Before vibrant former ANC youth leader Julius Malema served as a pawn to help Zuma remove Mbeki, South African’s economy was in a sober state and the country was regarded as respectable leader on the African continent.
But when Zuma rose to power, corruption escalated across various South African provinces while xenophobia threatened the country’s peace and stability.
Essentially Namibia, in Swapo, is experiencing a similar scare where some political and youth segments are being used to undermine the current stable regime under reigning President Hage Geingob.
Riots and the disrespect of the rule of law, particularly struggle kids (who were mostly born after independence) who have been attacking innocent civilians are but just some of the signs that aim at making our country ungovernable. It has become apparent that the current regime has become unpopular for stopping the rot and keeping treasury expenditure under manageable control rather than spending public funds on corrupt elite schemes. Namibian and South African politics could draw similar parallels in the way that Mbeki was removed because of his principles and attempts to clampdown on the ANC’s corrupt elite. Mbeki’s ethics led to his downfall for the 700 charges of corruption laid against Zuma.
Several years down the line, the same architects who engineered Mbeki’s impeachment, including Malema and Cosatu General Secretary Zwelinzima Vavi are now apologetic for their part in the removal of Mbeki.
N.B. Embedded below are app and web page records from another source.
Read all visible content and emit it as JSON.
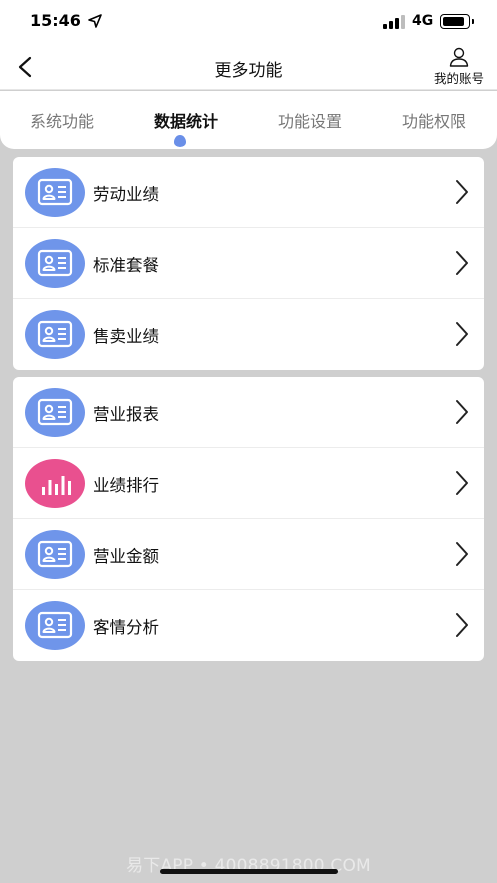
{
  "status_bar": {
    "time": "15:46",
    "network": "4G"
  },
  "header": {
    "title": "更多功能",
    "account_label": "我的账号"
  },
  "tabs": [
    {
      "label": "系统功能",
      "active": false
    },
    {
      "label": "数据统计",
      "active": true
    },
    {
      "label": "功能设置",
      "active": false
    },
    {
      "label": "功能权限",
      "active": false
    }
  ],
  "group1": [
    {
      "label": "劳动业绩",
      "icon": "id-card-icon"
    },
    {
      "label": "标准套餐",
      "icon": "id-card-icon"
    },
    {
      "label": "售卖业绩",
      "icon": "id-card-icon"
    }
  ],
  "group2": [
    {
      "label": "营业报表",
      "icon": "id-card-icon"
    },
    {
      "label": "业绩排行",
      "icon": "bar-chart-icon"
    },
    {
      "label": "营业金额",
      "icon": "id-card-icon"
    },
    {
      "label": "客情分析",
      "icon": "id-card-icon"
    }
  ],
  "watermark": "易下APP • 4008891800.COM",
  "colors": {
    "icon_blue": "#6f95ea",
    "icon_pink": "#e9508f",
    "background": "#cfcfcf"
  }
}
Vavi was one of the key supporters of Zuma’s internal ANC battle with Mbeki and a backer in Zuma’s 2009 election campaign, along with Malema, who now leads the Economic Freedom Fighters.
The lessons for Namibia are to appreciate the current Swapo leader and Head of State for the corrective measures he has brought in Government instead of conniving for his failure for greedy purposes.
The poor performance in last week’s elections by the ANC has reinvigorated international investor confidence in the South African economy – a clear sign that Zuma’s policies had led to greater unemployment.
The rand, to which the Namibian Dollar is linked, strengthened as the election results trickled in, breaking below the psychological 14 level to the US dollar.
However, Namibia’s economic prospects that have arisen from the outcome of these elections that remain pending in major municipalities such as Tshwane and Johannesburg owing to majority controlling stakes can never be ignored as they place Namibia on the path of economic recovery after a difficult first half of the year.
Notably owing to this vote, investor confidence has improved due to confidence in the democratic process in the SA and this too has trickle down effects on Namibia due to the fact that Namibia imports up to 70 percent of its retail merchandise from down south.
With more positives to draw from these votes for Namibia economically, it is true that the crucial decider will be whether SA is downgraded at the end of the year. The Feds next interest rate decision would also impact the Rand should the Fed hike; expectations are that the Rand would weaken against the major currencies ending Namibia’s green moment. Understandably, the pronounced drop in support for South Africa’s ruling party increases the risk of more populist government policies but be as it may Namibia sits in the gallery and stands to benefit in the interim.
Confidente. Lifting the Lid. Copyright © 2015